→ EXERCISE PROMPT
Within the entries that follow, report how many lines contain the word "tools", giving the number by itself.

################

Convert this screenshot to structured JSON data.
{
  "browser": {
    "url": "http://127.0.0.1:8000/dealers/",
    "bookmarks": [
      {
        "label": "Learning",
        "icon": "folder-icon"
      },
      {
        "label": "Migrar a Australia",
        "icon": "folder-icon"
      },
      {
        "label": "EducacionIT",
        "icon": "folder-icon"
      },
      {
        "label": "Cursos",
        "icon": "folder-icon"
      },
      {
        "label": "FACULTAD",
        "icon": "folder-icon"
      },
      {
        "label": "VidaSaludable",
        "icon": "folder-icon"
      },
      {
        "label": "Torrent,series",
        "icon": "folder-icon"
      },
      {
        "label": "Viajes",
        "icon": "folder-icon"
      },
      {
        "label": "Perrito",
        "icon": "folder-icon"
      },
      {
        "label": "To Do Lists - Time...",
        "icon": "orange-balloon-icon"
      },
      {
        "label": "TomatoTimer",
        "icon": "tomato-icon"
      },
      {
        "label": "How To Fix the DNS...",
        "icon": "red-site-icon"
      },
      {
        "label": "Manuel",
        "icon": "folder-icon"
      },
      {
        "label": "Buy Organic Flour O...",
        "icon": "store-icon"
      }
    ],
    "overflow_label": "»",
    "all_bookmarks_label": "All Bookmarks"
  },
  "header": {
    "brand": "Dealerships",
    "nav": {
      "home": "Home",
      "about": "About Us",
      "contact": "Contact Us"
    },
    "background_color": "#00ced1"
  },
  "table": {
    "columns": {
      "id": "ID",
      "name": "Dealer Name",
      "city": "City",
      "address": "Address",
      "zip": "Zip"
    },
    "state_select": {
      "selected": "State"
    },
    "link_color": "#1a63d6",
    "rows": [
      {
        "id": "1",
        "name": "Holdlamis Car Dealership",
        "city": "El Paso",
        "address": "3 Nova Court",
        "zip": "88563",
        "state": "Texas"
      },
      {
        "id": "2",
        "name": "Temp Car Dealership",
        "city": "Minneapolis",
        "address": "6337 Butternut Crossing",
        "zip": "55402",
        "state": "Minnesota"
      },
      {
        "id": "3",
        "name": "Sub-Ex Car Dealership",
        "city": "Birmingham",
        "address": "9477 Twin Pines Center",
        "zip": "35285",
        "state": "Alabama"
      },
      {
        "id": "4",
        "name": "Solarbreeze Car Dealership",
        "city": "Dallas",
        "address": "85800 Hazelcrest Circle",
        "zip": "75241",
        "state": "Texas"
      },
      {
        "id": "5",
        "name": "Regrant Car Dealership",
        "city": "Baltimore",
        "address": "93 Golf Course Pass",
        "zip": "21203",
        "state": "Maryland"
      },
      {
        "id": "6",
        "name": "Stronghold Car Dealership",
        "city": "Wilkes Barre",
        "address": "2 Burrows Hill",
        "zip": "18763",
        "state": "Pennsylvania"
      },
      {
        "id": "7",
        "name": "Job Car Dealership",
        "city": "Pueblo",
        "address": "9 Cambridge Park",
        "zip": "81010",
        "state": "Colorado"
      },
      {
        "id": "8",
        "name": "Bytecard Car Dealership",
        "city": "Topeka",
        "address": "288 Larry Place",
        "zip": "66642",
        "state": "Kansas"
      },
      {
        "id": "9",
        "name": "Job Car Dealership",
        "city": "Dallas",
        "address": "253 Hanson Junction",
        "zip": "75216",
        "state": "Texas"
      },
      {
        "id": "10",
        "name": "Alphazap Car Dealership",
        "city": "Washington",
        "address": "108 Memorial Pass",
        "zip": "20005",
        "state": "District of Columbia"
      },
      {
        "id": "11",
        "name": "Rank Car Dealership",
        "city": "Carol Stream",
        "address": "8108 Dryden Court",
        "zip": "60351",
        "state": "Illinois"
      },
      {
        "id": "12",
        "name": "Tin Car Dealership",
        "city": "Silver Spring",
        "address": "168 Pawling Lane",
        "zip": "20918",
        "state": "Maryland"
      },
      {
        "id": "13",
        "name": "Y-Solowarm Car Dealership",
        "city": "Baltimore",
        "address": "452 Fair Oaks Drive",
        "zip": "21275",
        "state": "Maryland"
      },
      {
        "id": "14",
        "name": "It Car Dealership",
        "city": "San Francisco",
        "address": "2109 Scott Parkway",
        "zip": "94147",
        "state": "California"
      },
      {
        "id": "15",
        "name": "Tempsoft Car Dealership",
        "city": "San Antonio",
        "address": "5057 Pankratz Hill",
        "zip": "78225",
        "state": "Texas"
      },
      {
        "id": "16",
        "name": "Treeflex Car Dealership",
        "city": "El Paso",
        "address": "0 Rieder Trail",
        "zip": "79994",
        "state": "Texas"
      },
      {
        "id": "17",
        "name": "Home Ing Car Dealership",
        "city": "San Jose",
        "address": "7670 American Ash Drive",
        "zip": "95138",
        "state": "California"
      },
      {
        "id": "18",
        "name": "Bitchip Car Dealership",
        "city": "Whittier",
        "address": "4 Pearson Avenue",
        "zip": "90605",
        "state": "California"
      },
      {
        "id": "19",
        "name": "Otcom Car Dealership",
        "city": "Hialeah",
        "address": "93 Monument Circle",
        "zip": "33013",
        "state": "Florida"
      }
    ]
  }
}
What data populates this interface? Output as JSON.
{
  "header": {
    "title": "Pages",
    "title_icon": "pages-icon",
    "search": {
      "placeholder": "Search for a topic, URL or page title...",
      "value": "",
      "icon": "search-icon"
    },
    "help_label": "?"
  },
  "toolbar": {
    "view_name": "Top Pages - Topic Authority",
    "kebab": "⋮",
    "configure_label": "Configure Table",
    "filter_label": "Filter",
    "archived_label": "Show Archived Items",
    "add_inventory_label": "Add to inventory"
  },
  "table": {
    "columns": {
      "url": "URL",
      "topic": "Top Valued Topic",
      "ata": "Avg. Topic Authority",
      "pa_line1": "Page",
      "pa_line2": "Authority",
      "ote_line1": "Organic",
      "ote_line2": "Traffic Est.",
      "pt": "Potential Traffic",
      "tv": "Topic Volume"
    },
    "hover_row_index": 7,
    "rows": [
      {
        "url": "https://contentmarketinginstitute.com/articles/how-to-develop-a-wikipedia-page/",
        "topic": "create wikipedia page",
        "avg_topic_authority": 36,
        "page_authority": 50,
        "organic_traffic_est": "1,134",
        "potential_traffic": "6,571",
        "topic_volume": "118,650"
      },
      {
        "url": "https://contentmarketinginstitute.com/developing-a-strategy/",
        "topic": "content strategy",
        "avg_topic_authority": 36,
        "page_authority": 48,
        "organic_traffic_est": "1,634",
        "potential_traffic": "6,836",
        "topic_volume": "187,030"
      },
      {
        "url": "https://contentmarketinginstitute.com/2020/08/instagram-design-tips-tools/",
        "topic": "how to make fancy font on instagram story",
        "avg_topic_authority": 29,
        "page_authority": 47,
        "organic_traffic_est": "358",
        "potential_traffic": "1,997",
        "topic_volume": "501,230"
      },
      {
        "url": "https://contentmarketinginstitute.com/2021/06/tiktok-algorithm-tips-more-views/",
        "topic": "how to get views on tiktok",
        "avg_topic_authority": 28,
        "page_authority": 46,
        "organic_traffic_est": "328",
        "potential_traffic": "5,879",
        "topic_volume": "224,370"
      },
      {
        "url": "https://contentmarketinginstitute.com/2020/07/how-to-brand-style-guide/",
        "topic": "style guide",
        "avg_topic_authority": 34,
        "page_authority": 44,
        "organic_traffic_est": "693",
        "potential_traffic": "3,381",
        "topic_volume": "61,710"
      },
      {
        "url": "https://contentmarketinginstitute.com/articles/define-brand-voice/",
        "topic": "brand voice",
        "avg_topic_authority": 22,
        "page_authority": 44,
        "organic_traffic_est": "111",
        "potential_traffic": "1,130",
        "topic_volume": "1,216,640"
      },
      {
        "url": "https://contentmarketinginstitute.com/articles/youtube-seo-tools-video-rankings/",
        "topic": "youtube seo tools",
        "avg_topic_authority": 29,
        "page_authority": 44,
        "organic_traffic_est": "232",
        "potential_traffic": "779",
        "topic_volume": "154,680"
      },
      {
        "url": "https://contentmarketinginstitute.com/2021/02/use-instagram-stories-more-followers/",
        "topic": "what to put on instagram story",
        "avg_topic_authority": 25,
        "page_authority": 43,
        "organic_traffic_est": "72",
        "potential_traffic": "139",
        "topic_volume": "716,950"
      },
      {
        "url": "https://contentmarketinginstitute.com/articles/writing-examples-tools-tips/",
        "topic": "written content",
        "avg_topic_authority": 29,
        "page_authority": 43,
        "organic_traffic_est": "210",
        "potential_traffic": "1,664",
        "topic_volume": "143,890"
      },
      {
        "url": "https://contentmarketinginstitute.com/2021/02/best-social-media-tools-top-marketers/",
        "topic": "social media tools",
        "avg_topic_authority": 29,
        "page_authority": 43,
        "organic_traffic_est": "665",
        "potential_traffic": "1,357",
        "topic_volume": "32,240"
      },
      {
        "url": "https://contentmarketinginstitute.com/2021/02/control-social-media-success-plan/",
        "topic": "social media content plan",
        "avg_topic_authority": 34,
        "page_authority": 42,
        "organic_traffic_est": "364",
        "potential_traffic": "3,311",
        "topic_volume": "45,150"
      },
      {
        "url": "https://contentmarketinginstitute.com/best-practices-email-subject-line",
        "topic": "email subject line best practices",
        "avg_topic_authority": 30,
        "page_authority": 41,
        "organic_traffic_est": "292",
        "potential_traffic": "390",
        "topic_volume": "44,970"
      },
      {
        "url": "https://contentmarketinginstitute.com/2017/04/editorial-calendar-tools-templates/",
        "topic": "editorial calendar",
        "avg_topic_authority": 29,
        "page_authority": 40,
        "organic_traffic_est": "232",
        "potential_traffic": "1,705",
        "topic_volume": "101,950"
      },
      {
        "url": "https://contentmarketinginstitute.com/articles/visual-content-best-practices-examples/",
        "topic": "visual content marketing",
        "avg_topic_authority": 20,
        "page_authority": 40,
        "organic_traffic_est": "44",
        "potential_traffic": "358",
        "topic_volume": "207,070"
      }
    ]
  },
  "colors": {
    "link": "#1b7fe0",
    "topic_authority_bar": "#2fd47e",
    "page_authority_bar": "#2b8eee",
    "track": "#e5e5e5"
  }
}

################

→ OUTPUT BELOW
7